This week on TreeHugger, air purifiers powered by your kitty cat, a 24-carat gold folding bike, a pedal-powered washing machine, and a roadkill database in need of volunteers.
IBM's World Community Grid launches research for clean water on three continents
One designer figured the energy your cats put into playing with balls of wool should instead be put toward batting this thing around the living room floor, drawing up enough charge to filter out the dust.
The Retroreflector Tie is a fashion statement sure to add more flare to a functional activity — getting to work on two wheels.
The Southeastern Pennsylvania Transportation Authority (SEPTA) is experimenting with regen braking, a move that it estimates could slash its electricity bills by "up to 40 percent and generate millions of dollars a year."
Walk Score will now let you track access to transit too, as well as a cost calculator to figure out just how much you'll pay to get around at any particular location.
We're really not sure what to make of this pimped-out 24-carat-gold-plated Brompton that's just gone on sale on eBay. We do know it will take a brave soul to ride that thing in public.
Supposedly 20 minutes of work is enough to wash one load of clothes on cold cycle. But could it work at home?
A new concept design by Lee Ju Won is the ultimate middle man. It sticks to a window to harness the power of the sun to run LEDs that provide light to potted plants that sit under it. Um, what's wrong with this picture?
A couple years ago, we told you about a concept light bulb called Plumenmade it from concept to market, proving we light strange twists to our CFLs.
The Watt-Lite is a rather inventive form of smart meter that finds a straightforward way of demonstrating how much energy a building is using in the style of real time infographic.

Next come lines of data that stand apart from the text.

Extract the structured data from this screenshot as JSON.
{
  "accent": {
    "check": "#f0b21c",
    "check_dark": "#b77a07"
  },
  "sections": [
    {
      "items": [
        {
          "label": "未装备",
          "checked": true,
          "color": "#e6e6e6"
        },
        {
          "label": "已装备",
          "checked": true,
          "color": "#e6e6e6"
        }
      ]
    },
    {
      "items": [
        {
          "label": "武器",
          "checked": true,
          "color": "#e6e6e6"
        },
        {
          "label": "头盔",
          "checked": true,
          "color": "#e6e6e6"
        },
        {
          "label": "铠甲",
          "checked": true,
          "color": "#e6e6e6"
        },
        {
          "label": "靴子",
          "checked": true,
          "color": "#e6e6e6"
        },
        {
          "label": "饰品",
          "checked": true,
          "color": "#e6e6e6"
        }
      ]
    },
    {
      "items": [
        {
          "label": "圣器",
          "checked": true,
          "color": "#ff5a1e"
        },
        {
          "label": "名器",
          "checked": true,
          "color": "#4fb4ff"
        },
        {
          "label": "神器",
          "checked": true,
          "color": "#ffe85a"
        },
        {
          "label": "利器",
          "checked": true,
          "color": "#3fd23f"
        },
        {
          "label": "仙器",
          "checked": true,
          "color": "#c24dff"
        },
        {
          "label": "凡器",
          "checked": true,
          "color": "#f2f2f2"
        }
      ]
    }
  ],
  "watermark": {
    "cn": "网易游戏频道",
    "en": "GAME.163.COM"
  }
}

Hundreds of volunteers are filling out the California Roadkill Observation System, which will help clarify where and why cars strike animals. And perhaps come up with solutions.